Its fiction list has grown steadily and is respected for the importance its editors place on the literary and artistic merits of its titles. ISBN: Home from home The Thankless Stranger is an account of the immigrant experience, fuelled by autobiography, which succeeds in conveying a real sense of intimacy and authenticity regarding the immigrant experience. The main storyline charts the struggle to come to terms with an alien culture a situation which is compared to being a young, passionate woman forced to endure an imposed marriage with a stern and much older man.

However, as the narrator matures, she has a growing awareness of those aspects of her new homeland which are positive. Interwoven with the main narrative are a series of mini-dramas arising from the narrator s experiences as an interpreter mediating between immigrants, medical and legal authorities, and social workers.

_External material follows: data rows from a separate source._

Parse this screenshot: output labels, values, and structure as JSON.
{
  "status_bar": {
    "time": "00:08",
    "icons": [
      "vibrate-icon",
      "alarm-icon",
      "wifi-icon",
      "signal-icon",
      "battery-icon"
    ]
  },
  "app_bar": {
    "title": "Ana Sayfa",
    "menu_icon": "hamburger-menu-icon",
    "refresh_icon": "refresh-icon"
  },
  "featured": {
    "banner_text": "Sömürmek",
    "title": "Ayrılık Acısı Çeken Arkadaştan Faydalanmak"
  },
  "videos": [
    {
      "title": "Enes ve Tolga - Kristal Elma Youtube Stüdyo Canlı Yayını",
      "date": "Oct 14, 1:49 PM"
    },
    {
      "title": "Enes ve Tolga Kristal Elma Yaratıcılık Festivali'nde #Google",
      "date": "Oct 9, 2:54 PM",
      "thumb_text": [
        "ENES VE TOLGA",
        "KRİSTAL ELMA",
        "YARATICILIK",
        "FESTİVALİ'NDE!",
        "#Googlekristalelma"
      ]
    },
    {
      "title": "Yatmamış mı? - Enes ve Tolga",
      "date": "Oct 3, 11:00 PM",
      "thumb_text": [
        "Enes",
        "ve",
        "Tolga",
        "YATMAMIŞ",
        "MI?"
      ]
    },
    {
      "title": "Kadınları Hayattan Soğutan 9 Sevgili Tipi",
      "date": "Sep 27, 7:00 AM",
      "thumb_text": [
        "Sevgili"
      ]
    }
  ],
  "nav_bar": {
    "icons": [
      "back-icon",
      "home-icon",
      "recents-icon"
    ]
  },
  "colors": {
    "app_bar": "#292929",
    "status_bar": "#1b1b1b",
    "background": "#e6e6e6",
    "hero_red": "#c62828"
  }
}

These often very moving episodes highlight the tragedy and vulnerability of those who flee impossible conditions at home and hope, often against overwhelming odds, to make something of their lives in a new country. And her moving depiction of the plight of other immigrants ensures that the serious underlying issues concerning poverty, exploitation and political persecution are not underplayed. She has been awarded multiple literary and media prizes for her autobiographically inspired novels and war reportage, such as the Theodor-Wolff Prize and the EMMA Journalist Prize.